This case illustrates the importance of established standards in determining whether the conduct of individuals may be found to be negligent. In this case, a government regulation was a strong indication of the reasonable standard of care to be met. Similarly, standards that an organization establishes for itself will become the benchmark against which future conduct may be judged. Read on to learn more about how to find the right balance with your own policies and standards.
Summary of Facts
Mr. Gollan, a police officer, left a .22 rifle in an unlocked cabinet in his home. The gun was a present to his son from an uncle. Mr. Gollan was unaware that his son had bullets for the weapon. Mr. Gollan inadvertently failed to lock up the gun with his other guns. The son loaded the gun and left it lying on the living room floor. Tragically, while Mr. Gollan was out of the house, his son's friend was killed in an accidental shooting.
Do federal Regulations establish a reasonable standard of care regarding the ownership, handling and storage of a gun?
On an appeal from a conviction in British Columbia Provincial Court, Justice Beames upheld the original conviction of Mr. Gollan. The Crown was successfully able to prove that the accused stored the gun in a manner that was a "marked departure" from what a reasonable person would do. In determining the appropriate standard of care, the court was advised by a firearms safety instructor that new gun owners were taught to store their weapons in a secure place. If unable to store them in such a manner, they should be disassembled. The federal Regulations were consistent with this training and Justice Beames determined that the Regulations, which were well-known, were a strong indication of the standard of care that all gun owners must observe.
A lesson can be learned from this tragedy. The court found that the Regulations were a good indication of the required standard of care for the handling and storage of a gun. Failure to meet this publicized and well-known standard resulted in liability.

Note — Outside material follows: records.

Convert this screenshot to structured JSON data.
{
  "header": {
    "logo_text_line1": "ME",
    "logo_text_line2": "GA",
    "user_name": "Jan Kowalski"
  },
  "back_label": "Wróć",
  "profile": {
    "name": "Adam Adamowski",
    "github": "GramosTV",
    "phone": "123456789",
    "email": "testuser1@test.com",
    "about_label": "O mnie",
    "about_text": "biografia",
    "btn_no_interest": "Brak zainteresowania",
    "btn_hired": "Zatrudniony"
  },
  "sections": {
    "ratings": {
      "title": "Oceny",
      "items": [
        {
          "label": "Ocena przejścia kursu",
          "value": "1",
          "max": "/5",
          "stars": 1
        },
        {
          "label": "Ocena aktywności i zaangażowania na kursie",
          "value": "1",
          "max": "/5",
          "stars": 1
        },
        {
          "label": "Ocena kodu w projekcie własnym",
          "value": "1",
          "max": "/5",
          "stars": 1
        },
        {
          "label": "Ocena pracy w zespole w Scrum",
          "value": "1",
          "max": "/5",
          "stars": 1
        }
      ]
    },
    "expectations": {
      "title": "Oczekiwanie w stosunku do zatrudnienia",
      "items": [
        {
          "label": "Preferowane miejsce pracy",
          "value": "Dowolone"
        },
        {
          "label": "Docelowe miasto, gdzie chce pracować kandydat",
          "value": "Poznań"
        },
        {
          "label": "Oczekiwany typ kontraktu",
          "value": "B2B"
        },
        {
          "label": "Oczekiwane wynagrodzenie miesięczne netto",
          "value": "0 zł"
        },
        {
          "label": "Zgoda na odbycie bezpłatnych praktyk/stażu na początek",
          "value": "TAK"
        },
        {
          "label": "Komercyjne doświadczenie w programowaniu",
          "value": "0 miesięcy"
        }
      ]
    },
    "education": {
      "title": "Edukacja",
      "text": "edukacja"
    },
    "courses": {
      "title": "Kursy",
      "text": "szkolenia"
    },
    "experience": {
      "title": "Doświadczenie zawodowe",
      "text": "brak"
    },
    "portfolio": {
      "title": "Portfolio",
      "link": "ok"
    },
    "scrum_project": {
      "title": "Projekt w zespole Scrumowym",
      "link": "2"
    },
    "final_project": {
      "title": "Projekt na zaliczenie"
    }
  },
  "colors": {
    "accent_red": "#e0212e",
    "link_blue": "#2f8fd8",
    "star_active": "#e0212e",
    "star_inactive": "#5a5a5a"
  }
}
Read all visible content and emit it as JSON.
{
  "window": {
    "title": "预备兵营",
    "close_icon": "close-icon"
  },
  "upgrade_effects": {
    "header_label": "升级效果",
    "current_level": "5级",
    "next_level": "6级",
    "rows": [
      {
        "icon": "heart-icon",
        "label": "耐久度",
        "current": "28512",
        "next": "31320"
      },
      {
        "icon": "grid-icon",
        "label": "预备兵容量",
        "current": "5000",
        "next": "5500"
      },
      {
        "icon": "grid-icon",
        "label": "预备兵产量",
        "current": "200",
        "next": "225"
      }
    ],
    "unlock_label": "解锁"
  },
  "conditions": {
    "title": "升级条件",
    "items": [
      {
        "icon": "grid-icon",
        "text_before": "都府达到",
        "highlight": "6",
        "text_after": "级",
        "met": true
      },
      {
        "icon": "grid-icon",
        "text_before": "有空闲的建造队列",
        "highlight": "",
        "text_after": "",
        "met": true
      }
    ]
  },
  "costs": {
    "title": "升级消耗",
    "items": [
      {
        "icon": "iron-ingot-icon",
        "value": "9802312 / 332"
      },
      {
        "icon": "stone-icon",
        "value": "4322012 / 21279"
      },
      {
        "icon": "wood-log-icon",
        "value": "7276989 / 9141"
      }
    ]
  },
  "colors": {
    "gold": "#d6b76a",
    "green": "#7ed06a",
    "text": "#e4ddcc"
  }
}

It is worth noting that for all private tribunals, which include most sport organizations, the policies, rules and procedures that are used to govern the affairs of the organization are similar to Regulations. These policies and procedures create a framework of acceptable conduct that is well-known to the members and sanctioned by the organization. Common examples of such standards include operational procedures and protocols, rules of conduct, decision-making powers and emergency response systems.
This sad case reminds us that once in place, these policies and practices will most certainly become the standard against which future conduct may be judged. A very real danger lurks.
For many organizations, these operational and procedural policies are designed to be an "ideal" target or are created, as an expression of organizational intent, for a "perfect world". As well, policies are often borrowed from other organizations that have different cultures and different operating constraints. Once confirmed and approved by the organization, these policies and rules make a strong statement about the practice and conduct that the organization expects. Yet in too many instances, these policies reflect steps that should be taken rather than steps that can be performed.
Organizations should be careful if they are establishing a standard that cannot be met or enforced, because the courts may very well hold them to such unrealistic standards. Take a reality check - and review your policies and standards to ensure that they are reasonable, practical and workable for your organization and your circumstances. You may be held to these standards, so be sure that you can meet them consistently.